The ASIC proceeding had been heard and judgment was reserved. The primary judge was due to commence hearing the Webb proceeding. The primary judge intended that judgment in each proceeding would be based on (and only based on) the evidence adduced in, and argument advanced in, each proceeding (that is, without regard to the evidence adduced in, and argument advanced in, the other proceeding).
In both cases, it was highly likely that the factual issues would be determined by reference to the documentary evidence that was common to both the Webb and ASIC proceeding and inferences drawn from it. Therefore, the primary judge would have already formed some views about the documentary evidence adduced in the ASIC proceeding if he heard the Webb proceeding (at ).
GetSwift submitted that the primary judge erred in failing to conclude that a fair-minded lay observer might reasonably apprehend that the primary judge might not bring an impartial mind to the resolution of the Webb proceeding by reason of his having heard evidence and argument in the ASIC proceeding (at ).
Middleton, McKerracher and Jagot JJ summarised the principles applicable to apprehended bias (at -). GetSwift succeeded on the ground that a fair-minded lay observer might reasonably apprehend that the primary judge, consciously or subconsciously, might be influenced by extraneous information from the ASIC proceeding (extraneous information ground) (at -).

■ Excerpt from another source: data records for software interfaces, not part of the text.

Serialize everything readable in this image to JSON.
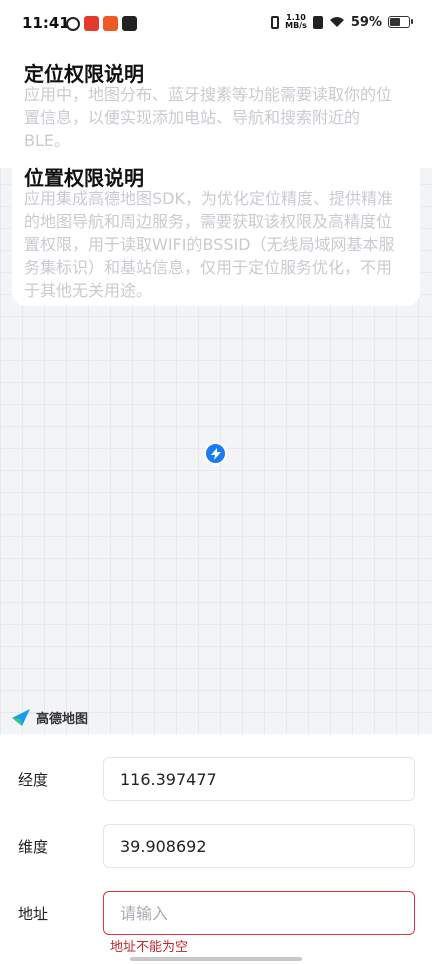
{
  "status_bar": {
    "time": "11:41",
    "net_speed_value": "1.10",
    "net_speed_unit": "MB/s",
    "battery": "59%",
    "battery_level": 0.59
  },
  "permissions": [
    {
      "title": "定位权限说明",
      "text": "应用中，地图分布、蓝牙搜素等功能需要读取你的位置信息，以便实现添加电站、导航和搜索附近的BLE。"
    },
    {
      "title": "位置权限说明",
      "text": "应用集成高德地图SDK，为优化定位精度、提供精准的地图导航和周边服务，需要获取该权限及高精度位置权限，用于读取WIFI的BSSID（无线局域网基本服务集标识）和基站信息，仅用于定位服务优化，不用于其他无关用途。"
    }
  ],
  "map": {
    "logo_text": "高德地图",
    "pin_icon": "location-marker-icon",
    "accent": "#1a7cf0"
  },
  "form": {
    "longitude_label": "经度",
    "longitude_value": "116.397477",
    "latitude_label": "维度",
    "latitude_value": "39.908692",
    "address_label": "地址",
    "address_value": "",
    "address_placeholder": "请输入",
    "address_error": "地址不能为空",
    "error_color": "#d9363e"
  }
}
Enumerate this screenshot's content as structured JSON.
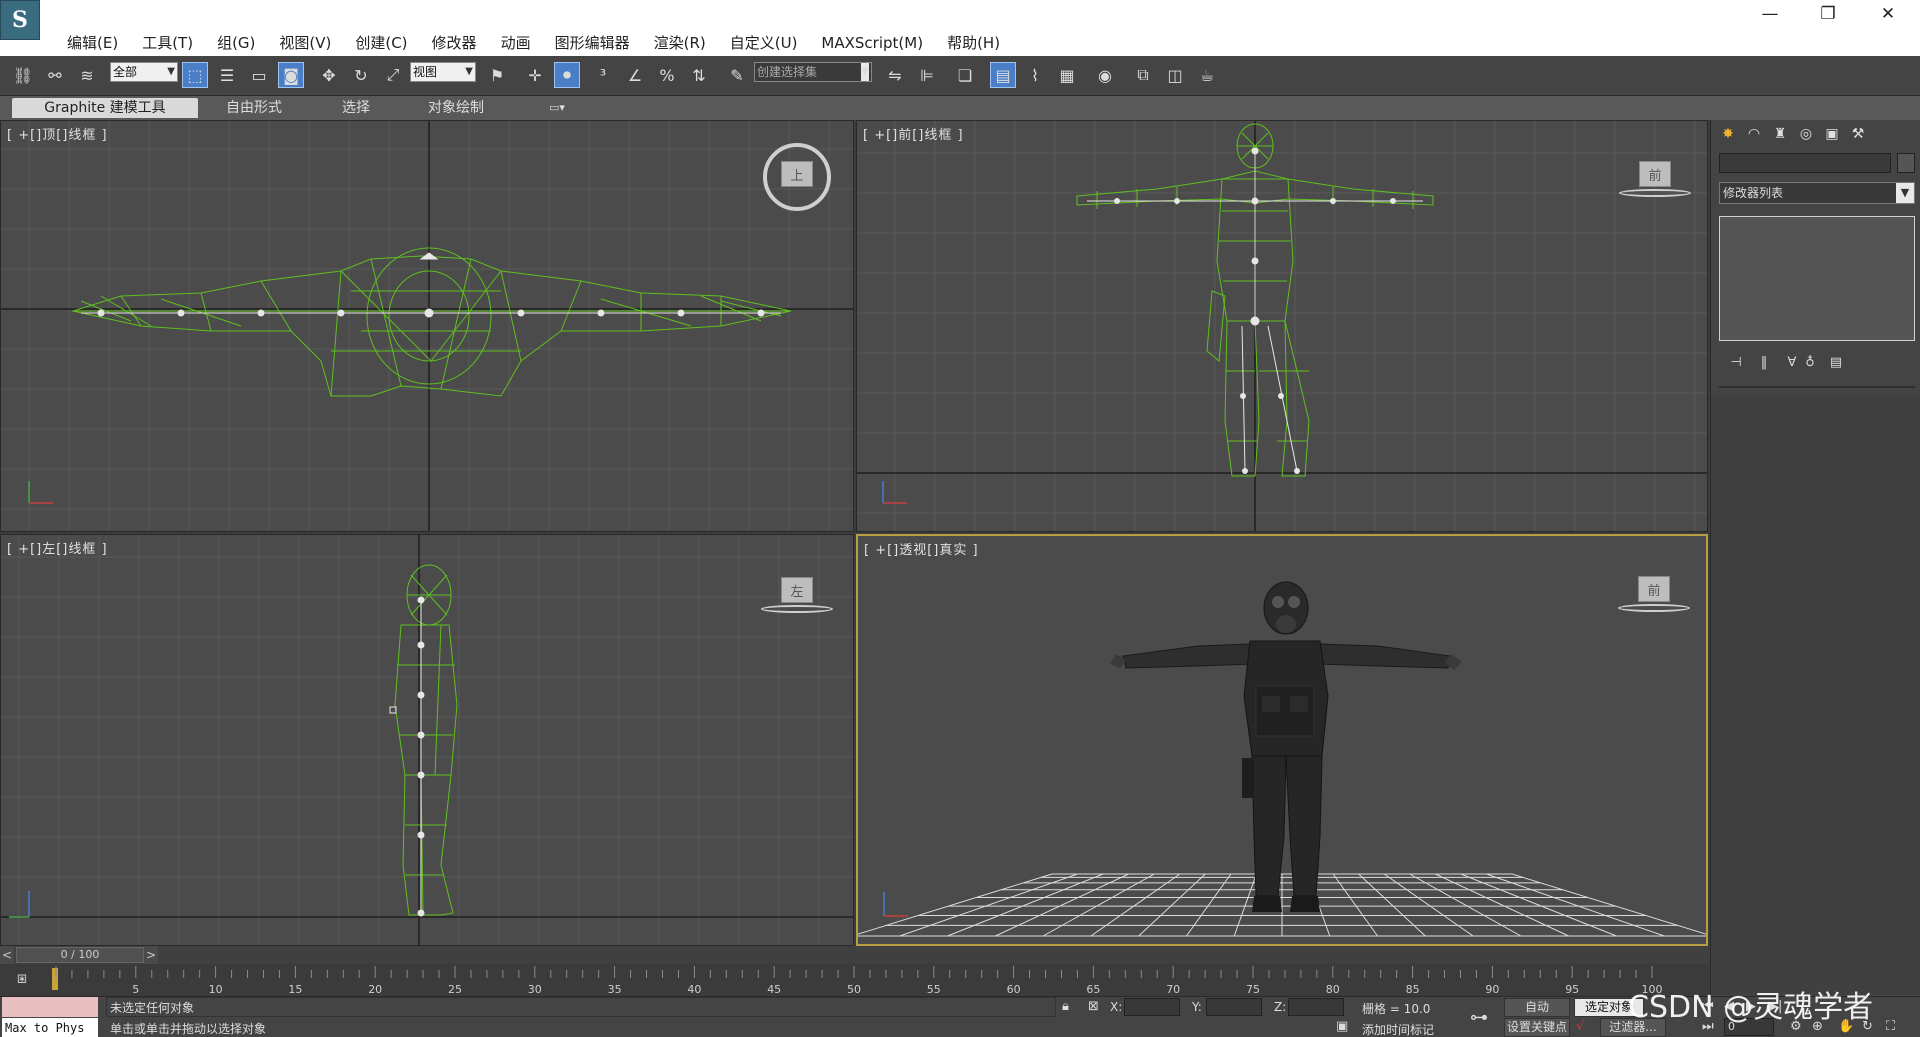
{
  "menu": {
    "items": [
      "编辑(E)",
      "工具(T)",
      "组(G)",
      "视图(V)",
      "创建(C)",
      "修改器",
      "动画",
      "图形编辑器",
      "渲染(R)",
      "自定义(U)",
      "MAXScript(M)",
      "帮助(H)"
    ]
  },
  "window_controls": {
    "minimize": "—",
    "restore": "❐",
    "close": "✕"
  },
  "toolbar": {
    "selection_filter": "全部",
    "ref_coord": "视图",
    "named_selection_placeholder": "创建选择集"
  },
  "ribbon": {
    "tabs": [
      "Graphite 建模工具",
      "自由形式",
      "选择",
      "对象绘制"
    ]
  },
  "viewports": {
    "top": {
      "label": "[ +[]顶[]线框 ]",
      "cube": "上"
    },
    "front": {
      "label": "[ +[]前[]线框 ]",
      "cube": "前"
    },
    "left": {
      "label": "[ +[]左[]线框 ]",
      "cube": "左"
    },
    "perspective": {
      "label": "[ +[]透视[]真实 ]",
      "cube": "前"
    }
  },
  "command_panel": {
    "modifier_list": "修改器列表"
  },
  "time_slider": {
    "position": "0 / 100",
    "current_frame": 0,
    "total_frames": 100
  },
  "trackbar": {
    "ticks": [
      5,
      10,
      15,
      20,
      25,
      30,
      35,
      40,
      45,
      50,
      55,
      60,
      65,
      70,
      75,
      80,
      85,
      90,
      95,
      100
    ]
  },
  "status": {
    "script_listener": "Max to Phys",
    "selection_status": "未选定任何对象",
    "prompt": "单击或单击并拖动以选择对象",
    "x_label": "X:",
    "y_label": "Y:",
    "z_label": "Z:",
    "grid": "栅格 = 10.0",
    "add_time_tag": "添加时间标记",
    "auto_key": "自动",
    "selected_object": "选定对象",
    "set_key": "设置关键点",
    "filters": "过滤器...",
    "frame_value": "0"
  },
  "watermark": "CSDN @灵魂学者",
  "colors": {
    "wireframe": "#5fbf1f",
    "viewport_bg": "#4b4b4b",
    "active_border": "#b8a040",
    "toolbar_active": "#4a7fc8"
  }
}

However, the Full Court did not accept the ground that a fair-minded lay observer might reasonably apprehend that, in hearing, considering, and forming views about the material in the ASIC proceeding, the primary judge might have prejudged the resolution of issues common to both proceedings (prejudgment ground) (at -).